• AIM OF THE EXERCISE:
Count up the lines in the following listing that hold the word "source", then give only that count.

• DATA IN THIS EXERCISE:

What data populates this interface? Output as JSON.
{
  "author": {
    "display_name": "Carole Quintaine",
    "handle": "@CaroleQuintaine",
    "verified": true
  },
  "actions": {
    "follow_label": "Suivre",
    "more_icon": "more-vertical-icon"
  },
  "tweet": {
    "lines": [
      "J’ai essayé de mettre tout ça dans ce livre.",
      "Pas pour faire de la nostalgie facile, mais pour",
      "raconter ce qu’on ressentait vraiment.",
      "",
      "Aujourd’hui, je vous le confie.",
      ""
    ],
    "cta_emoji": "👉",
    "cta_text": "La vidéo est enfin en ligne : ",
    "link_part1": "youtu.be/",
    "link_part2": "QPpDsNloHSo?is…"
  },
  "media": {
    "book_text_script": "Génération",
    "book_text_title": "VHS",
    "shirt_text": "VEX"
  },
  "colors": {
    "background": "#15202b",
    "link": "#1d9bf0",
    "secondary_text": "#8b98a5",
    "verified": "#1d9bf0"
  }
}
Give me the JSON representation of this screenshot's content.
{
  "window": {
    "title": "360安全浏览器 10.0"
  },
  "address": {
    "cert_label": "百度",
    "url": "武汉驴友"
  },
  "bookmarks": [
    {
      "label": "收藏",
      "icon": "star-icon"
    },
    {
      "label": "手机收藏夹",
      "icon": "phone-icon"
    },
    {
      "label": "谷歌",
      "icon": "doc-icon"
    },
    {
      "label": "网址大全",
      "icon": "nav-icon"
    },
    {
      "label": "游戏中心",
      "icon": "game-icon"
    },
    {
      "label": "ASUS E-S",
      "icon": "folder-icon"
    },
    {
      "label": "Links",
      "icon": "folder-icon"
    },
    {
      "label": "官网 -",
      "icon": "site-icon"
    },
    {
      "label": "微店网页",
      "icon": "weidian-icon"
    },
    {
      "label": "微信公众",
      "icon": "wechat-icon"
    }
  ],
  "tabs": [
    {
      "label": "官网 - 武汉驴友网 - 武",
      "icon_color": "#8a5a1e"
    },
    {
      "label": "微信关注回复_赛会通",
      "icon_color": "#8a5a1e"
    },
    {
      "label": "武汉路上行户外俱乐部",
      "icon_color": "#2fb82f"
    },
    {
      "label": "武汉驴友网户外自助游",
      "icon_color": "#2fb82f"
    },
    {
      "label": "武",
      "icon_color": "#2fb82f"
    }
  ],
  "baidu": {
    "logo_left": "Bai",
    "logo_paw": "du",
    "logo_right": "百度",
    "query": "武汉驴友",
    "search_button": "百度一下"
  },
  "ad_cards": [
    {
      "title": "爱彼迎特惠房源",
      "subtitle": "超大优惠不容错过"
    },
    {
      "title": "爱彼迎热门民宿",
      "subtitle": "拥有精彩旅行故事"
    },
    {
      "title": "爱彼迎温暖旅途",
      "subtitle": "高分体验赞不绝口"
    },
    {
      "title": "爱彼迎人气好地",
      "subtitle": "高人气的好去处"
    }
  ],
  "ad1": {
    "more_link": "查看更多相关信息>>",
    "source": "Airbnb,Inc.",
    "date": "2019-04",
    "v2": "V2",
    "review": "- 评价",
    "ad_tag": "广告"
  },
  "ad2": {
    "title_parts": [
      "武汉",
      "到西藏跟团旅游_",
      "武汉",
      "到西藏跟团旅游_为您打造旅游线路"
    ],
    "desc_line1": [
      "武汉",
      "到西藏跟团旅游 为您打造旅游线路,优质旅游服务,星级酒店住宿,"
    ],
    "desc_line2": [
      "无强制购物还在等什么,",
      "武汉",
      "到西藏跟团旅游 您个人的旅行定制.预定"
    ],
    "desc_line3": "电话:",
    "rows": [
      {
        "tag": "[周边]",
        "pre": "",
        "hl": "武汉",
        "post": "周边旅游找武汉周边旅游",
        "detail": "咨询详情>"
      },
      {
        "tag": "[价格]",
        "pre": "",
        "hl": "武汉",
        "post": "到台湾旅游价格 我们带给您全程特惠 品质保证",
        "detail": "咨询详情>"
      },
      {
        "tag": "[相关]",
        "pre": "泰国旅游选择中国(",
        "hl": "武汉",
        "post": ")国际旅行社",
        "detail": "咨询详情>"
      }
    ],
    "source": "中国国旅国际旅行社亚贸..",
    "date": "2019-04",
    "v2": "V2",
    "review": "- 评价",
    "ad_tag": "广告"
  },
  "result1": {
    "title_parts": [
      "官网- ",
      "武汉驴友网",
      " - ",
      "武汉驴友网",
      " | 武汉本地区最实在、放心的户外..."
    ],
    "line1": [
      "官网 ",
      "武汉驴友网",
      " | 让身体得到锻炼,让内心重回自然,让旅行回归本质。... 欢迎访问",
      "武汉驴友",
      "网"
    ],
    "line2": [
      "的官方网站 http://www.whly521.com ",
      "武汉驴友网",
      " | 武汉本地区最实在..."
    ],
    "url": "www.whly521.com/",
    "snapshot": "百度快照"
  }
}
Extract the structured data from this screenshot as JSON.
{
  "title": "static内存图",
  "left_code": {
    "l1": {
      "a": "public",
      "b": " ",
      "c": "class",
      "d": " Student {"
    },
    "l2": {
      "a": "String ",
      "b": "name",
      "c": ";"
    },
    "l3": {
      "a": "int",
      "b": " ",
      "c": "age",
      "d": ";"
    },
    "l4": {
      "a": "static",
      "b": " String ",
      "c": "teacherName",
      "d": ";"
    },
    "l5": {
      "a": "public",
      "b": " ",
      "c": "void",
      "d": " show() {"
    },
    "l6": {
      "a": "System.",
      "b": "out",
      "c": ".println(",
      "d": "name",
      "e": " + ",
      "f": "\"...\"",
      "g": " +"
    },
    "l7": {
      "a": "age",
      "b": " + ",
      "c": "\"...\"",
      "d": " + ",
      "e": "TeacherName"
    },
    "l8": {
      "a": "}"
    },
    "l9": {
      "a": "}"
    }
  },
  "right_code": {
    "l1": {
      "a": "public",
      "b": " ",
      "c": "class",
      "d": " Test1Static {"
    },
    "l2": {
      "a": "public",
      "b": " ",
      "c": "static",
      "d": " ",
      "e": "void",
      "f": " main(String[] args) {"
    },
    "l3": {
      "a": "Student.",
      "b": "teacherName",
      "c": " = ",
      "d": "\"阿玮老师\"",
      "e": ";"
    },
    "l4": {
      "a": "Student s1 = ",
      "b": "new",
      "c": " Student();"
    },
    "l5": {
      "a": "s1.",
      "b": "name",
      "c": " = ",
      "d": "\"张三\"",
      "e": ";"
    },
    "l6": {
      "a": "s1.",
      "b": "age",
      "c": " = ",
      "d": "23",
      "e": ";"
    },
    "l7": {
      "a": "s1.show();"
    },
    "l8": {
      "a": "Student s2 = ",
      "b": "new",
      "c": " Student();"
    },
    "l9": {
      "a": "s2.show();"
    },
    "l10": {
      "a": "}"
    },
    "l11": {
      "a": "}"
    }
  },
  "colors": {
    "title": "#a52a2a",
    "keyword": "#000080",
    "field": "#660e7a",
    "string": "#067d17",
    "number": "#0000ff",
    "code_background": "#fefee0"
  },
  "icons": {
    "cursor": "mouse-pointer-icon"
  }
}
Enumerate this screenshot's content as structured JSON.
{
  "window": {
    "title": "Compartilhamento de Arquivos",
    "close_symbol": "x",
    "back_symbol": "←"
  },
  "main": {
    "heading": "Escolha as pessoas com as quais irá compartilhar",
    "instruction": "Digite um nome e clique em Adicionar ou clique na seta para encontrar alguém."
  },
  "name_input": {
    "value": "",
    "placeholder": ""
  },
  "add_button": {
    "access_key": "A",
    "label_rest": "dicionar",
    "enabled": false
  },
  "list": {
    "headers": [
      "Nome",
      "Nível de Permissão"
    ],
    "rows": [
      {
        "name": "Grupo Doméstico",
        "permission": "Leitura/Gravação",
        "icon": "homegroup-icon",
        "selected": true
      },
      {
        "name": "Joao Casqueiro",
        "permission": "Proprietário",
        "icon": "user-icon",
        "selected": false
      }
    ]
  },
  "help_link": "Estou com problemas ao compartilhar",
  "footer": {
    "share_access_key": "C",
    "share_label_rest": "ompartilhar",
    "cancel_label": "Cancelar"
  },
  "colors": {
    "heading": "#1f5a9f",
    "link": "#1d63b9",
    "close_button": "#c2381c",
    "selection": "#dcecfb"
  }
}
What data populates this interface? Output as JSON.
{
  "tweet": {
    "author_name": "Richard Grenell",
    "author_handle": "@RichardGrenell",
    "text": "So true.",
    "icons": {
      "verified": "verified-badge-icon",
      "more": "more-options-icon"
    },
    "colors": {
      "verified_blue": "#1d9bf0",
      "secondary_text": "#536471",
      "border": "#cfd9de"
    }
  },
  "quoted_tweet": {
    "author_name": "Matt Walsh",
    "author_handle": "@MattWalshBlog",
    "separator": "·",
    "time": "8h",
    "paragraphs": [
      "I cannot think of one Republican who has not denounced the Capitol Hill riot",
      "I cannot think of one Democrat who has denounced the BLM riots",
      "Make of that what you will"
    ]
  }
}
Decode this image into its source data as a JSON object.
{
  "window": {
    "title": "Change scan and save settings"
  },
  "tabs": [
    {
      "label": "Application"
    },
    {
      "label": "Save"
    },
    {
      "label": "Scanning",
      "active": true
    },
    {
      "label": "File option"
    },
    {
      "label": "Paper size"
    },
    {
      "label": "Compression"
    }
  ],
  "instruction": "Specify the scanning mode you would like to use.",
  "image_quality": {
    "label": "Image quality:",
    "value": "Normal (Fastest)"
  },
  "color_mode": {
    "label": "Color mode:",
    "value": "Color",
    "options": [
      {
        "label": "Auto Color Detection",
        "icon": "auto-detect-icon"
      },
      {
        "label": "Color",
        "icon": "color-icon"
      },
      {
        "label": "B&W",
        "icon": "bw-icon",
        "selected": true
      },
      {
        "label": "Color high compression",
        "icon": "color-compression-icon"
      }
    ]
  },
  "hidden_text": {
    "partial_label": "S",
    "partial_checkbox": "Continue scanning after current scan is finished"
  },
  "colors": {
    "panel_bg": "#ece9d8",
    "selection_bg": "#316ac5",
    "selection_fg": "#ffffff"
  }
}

• TASK ANSWER:
3